The full force and beauty of this imagery we, in these lands, cannot perceive. Our lot is cast in a temperate clime, where the extremes of sultry calms, and sweeping tempests, are unknown. It was not so in Judea, even in that promised land, which flowed with milk and honey. There, sometimes, the heavens became as brass, and the earth as iron the springs of water were dried up, and the fruits of the field failed. While at other seasons, the winds, let loose, overwhelmed the forests and the habitations of men; or famine and pestilence destroyed the people. To those, who were acquainted with such scenes, who had probably. often felt the torments of parching thirst, and witnessed the ravages of the tempest, the comparisons employed in the text would convey the liveliest ideas of security and comfort.-But the inhabitants of Judea knew more. Their country was contiguous to the dreary region of the Arabian desart. Of this the soil is generally nothing more than an immense extent of loose and arid sands; which,

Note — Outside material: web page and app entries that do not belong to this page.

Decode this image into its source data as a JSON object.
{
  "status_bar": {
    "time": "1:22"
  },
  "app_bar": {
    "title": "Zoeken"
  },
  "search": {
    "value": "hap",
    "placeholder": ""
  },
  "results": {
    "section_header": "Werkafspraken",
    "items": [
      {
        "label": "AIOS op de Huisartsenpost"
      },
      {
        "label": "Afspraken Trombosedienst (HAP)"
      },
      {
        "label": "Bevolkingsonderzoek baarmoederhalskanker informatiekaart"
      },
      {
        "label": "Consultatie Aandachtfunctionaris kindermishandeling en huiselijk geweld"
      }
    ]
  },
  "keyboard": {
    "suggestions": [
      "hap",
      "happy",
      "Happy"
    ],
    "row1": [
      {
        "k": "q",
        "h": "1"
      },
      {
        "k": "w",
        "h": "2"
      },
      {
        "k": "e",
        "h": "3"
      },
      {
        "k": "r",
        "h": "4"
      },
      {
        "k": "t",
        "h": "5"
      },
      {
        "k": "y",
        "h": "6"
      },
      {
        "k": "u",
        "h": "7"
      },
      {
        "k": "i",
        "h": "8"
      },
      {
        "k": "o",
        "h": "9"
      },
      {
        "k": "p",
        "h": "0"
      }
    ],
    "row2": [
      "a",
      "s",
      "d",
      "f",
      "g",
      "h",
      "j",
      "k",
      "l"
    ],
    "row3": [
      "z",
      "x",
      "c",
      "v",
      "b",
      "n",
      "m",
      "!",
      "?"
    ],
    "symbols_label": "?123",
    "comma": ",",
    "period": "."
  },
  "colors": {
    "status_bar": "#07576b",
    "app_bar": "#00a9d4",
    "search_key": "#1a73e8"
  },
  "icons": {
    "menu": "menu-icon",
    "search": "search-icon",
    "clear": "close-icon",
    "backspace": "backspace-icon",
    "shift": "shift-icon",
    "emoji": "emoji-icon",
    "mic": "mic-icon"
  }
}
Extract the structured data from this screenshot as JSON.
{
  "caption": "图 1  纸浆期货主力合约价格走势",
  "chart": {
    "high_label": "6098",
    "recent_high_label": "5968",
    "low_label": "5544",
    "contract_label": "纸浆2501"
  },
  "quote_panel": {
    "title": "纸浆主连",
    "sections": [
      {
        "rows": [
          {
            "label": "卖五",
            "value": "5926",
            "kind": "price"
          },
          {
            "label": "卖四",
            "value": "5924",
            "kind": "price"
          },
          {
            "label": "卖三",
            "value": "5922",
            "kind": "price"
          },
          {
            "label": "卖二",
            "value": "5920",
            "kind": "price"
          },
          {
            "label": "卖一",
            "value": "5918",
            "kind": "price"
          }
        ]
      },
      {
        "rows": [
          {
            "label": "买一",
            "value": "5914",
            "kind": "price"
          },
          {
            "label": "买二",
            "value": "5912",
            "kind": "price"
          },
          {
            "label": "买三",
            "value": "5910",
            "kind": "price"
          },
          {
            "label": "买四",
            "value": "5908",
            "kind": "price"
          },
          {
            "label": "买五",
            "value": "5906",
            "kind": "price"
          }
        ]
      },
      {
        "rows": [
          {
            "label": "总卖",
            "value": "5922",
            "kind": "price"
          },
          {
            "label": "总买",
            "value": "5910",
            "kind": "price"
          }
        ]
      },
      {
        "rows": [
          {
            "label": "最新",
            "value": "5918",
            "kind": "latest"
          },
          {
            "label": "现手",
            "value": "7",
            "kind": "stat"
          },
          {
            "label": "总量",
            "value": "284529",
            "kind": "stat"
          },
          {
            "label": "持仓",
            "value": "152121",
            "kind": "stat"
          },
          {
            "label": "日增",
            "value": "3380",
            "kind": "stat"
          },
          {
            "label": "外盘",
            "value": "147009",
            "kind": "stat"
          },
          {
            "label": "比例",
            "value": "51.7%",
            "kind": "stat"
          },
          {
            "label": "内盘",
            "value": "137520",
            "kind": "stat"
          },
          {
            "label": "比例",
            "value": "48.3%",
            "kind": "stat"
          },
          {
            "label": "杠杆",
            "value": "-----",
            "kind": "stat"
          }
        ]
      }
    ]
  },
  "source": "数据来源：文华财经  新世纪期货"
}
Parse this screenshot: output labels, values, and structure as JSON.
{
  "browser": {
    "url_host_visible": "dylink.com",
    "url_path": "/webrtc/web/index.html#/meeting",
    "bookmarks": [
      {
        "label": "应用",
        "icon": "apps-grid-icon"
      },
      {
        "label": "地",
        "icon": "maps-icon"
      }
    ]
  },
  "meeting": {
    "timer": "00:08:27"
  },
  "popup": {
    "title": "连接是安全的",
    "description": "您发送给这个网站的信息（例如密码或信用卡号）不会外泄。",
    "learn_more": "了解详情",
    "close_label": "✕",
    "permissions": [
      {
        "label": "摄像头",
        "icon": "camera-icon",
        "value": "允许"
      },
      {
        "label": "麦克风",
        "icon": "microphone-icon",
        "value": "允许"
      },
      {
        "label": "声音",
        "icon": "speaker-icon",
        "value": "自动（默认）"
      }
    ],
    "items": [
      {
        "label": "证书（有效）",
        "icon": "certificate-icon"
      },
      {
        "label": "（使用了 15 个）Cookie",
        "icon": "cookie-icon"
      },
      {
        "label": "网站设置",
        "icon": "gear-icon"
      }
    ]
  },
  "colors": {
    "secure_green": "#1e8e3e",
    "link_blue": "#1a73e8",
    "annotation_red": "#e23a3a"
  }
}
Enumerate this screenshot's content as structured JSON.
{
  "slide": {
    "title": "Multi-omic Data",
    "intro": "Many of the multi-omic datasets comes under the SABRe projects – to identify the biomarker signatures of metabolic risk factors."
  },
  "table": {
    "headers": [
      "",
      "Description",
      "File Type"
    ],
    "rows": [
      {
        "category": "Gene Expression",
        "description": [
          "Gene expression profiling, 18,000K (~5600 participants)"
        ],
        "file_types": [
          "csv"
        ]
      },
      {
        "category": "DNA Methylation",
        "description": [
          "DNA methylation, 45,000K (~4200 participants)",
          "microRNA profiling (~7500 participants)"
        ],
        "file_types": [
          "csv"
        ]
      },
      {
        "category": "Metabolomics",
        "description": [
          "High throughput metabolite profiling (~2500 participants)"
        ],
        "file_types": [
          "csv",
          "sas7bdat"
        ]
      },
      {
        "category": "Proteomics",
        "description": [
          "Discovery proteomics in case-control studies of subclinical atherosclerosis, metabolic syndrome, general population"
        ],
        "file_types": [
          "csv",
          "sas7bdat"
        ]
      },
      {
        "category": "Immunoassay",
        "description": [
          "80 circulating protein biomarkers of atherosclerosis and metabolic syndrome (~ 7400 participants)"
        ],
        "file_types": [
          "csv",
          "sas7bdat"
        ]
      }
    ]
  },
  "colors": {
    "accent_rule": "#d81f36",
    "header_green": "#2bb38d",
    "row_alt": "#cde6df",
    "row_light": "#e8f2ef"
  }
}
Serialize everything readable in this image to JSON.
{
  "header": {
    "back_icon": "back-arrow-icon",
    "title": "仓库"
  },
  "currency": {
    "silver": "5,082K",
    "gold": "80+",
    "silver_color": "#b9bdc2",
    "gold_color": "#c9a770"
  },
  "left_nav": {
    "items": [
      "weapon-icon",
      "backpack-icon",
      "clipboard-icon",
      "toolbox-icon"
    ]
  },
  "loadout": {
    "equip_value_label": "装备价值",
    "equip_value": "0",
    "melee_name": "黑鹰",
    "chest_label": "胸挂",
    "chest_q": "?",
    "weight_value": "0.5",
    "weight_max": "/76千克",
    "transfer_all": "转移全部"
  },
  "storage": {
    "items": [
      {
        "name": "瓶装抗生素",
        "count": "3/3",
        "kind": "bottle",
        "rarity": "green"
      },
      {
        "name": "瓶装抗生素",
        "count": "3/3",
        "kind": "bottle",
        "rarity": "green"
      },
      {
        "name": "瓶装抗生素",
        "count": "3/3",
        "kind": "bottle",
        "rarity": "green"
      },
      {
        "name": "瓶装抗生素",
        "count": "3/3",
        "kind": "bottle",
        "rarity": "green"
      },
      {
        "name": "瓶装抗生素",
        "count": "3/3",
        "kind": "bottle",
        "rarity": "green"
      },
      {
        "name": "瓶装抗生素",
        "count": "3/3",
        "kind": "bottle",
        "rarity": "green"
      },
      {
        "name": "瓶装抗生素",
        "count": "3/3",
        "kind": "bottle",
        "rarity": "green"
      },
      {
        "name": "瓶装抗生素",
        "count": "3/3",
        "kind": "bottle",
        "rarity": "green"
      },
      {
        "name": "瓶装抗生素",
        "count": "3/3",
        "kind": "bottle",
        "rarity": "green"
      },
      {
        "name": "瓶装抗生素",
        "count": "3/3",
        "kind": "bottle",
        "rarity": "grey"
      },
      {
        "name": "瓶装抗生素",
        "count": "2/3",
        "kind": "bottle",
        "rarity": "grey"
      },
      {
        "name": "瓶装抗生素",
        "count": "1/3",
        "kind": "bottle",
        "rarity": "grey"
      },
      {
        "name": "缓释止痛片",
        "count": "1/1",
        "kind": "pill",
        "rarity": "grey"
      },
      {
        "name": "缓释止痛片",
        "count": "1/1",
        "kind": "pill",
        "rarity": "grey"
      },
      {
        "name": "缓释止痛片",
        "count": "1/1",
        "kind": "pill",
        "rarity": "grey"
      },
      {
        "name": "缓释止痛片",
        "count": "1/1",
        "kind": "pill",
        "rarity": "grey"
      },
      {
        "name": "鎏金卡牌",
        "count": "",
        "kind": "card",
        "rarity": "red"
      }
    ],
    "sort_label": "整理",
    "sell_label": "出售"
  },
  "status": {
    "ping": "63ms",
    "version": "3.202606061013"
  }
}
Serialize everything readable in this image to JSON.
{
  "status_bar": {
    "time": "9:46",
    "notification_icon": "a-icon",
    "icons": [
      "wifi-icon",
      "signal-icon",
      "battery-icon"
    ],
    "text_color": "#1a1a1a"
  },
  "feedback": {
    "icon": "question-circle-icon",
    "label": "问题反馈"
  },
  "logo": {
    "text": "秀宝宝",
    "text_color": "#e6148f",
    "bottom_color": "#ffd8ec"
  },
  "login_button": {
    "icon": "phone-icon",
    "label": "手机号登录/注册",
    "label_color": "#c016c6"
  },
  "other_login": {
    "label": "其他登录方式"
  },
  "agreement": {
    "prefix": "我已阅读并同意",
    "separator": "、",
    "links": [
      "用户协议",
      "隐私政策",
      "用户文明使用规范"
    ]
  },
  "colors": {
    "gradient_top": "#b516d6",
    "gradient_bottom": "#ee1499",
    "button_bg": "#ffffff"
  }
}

* Isaiah xi. 6.
when agitated by the furious hurricanes of those climates, roll on in collected bodies, like the vast waves of a tempestuous ocean; overwhelming, with irresistible force, every object in their course. Under these, whole armies have been buried; and have found at once their death and their tomb. Here too, blow gales, which, though gentler in their motion, are armed with scorching heat, or pestilential poison, of which it is disease, if not death, to breathe.* And those, who, at certain seasons deemed more safe than others, attempt to traverse this dreary solitude, must carry with them not only their food, but their water: as here rain seldom falls, and fountains are unknown. On its borders, the children of Israel wandered forty years and Moses reminds them of its horrors, that they might not "forget the Lord, their God, who "led them through that great and terrible wilderness, wherein were fiery serpents, and scorpions, "and drought: where there was no water."+ What words, then, could describe to the people of Judea, so impressively, as the allusions here employed, the wretchedness and danger of guilty men, on the one hand; and on the other, the plentitude of power and blessing, united in the Messiah, for their deliverance and their happiness? But to us, also, they may teach the most important lessons. Figure to yourselves the traveller, contemplating with horror the mountainous waves of the desart rolling towards him, pressed on by mighty winds. Would he stay to amuse himself with the pebbles
*The noxious wind, called the Simoom; the effects of which are always deleterious, and often instant death.
† Deut. viii. 15.